## Work task
Word for word, copy each record that comes after this.

## Records to process

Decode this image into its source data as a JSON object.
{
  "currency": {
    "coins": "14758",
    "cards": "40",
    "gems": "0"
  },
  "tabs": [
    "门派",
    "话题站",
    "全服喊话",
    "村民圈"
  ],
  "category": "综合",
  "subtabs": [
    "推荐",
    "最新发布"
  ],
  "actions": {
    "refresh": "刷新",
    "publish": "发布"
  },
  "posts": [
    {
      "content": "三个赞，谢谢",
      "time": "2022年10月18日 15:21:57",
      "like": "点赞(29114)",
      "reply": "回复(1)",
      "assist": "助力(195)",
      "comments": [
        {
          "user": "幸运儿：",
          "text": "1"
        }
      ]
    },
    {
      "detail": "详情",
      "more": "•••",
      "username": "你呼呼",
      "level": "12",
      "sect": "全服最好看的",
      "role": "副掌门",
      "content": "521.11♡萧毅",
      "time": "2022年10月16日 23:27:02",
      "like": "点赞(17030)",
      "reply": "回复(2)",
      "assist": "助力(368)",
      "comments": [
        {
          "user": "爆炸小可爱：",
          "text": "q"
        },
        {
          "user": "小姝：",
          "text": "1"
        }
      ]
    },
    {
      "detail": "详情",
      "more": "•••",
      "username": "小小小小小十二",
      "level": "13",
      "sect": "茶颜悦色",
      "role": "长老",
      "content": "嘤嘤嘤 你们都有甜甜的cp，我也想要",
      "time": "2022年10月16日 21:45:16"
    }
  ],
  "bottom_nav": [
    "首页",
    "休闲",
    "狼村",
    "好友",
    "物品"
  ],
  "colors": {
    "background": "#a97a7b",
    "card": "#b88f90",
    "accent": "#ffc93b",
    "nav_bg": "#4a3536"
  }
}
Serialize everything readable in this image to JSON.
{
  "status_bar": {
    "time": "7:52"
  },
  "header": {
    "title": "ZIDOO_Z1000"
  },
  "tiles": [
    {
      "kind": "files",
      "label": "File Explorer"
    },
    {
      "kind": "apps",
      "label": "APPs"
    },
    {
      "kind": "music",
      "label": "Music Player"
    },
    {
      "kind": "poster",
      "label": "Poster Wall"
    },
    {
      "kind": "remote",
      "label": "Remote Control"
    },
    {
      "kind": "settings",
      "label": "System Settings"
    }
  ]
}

## Answer area
Decode this image into its source data as a JSON object.
{
  "currency": {
    "coins": "14758",
    "cards": "40",
    "gems": "0"
  },
  "tabs": [
    "门派",
    "话题站",
    "全服喊话",
    "村民圈"
  ],
  "category": "综合",
  "subtabs": [
    "推荐",
    "最新发布"
  ],
  "actions": {
    "refresh": "刷新",
    "publish": "发布"
  },
  "posts": [
    {
      "content": "三个赞，谢谢",
      "time": "2022年10月18日 15:21:57",
      "like": "点赞(29114)",
      "reply": "回复(1)",
      "assist": "助力(195)",
      "comments": [
        {
          "user": "幸运儿：",
          "text": "1"
        }
      ]
    },
    {
      "detail": "详情",
      "more": "•••",
      "username": "你呼呼",
      "level": "12",
      "sect": "全服最好看的",
      "role": "副掌门",
      "content": "521.11♡萧毅",
      "time": "2022年10月16日 23:27:02",
      "like": "点赞(17030)",
      "reply": "回复(2)",
      "assist": "助力(368)",
      "comments": [
        {
          "user": "爆炸小可爱：",
          "text": "q"
        },
        {
          "user": "小姝：",
          "text": "1"
        }
      ]
    },
    {
      "detail": "详情",
      "more": "•••",
      "username": "小小小小小十二",
      "level": "13",
      "sect": "茶颜悦色",
      "role": "长老",
      "content": "嘤嘤嘤 你们都有甜甜的cp，我也想要",
      "time": "2022年10月16日 21:45:16"
    }
  ],
  "bottom_nav": [
    "首页",
    "休闲",
    "狼村",
    "好友",
    "物品"
  ],
  "colors": {
    "background": "#a97a7b",
    "card": "#b88f90",
    "accent": "#ffc93b",
    "nav_bg": "#4a3536"
  }
}
Serialize everything readable in this image to JSON.
{
  "status_bar": {
    "time": "7:52"
  },
  "header": {
    "title": "ZIDOO_Z1000"
  },
  "tiles": [
    {
      "kind": "files",
      "label": "File Explorer"
    },
    {
      "kind": "apps",
      "label": "APPs"
    },
    {
      "kind": "music",
      "label": "Music Player"
    },
    {
      "kind": "poster",
      "label": "Poster Wall"
    },
    {
      "kind": "remote",
      "label": "Remote Control"
    },
    {
      "kind": "settings",
      "label": "System Settings"
    }
  ]
}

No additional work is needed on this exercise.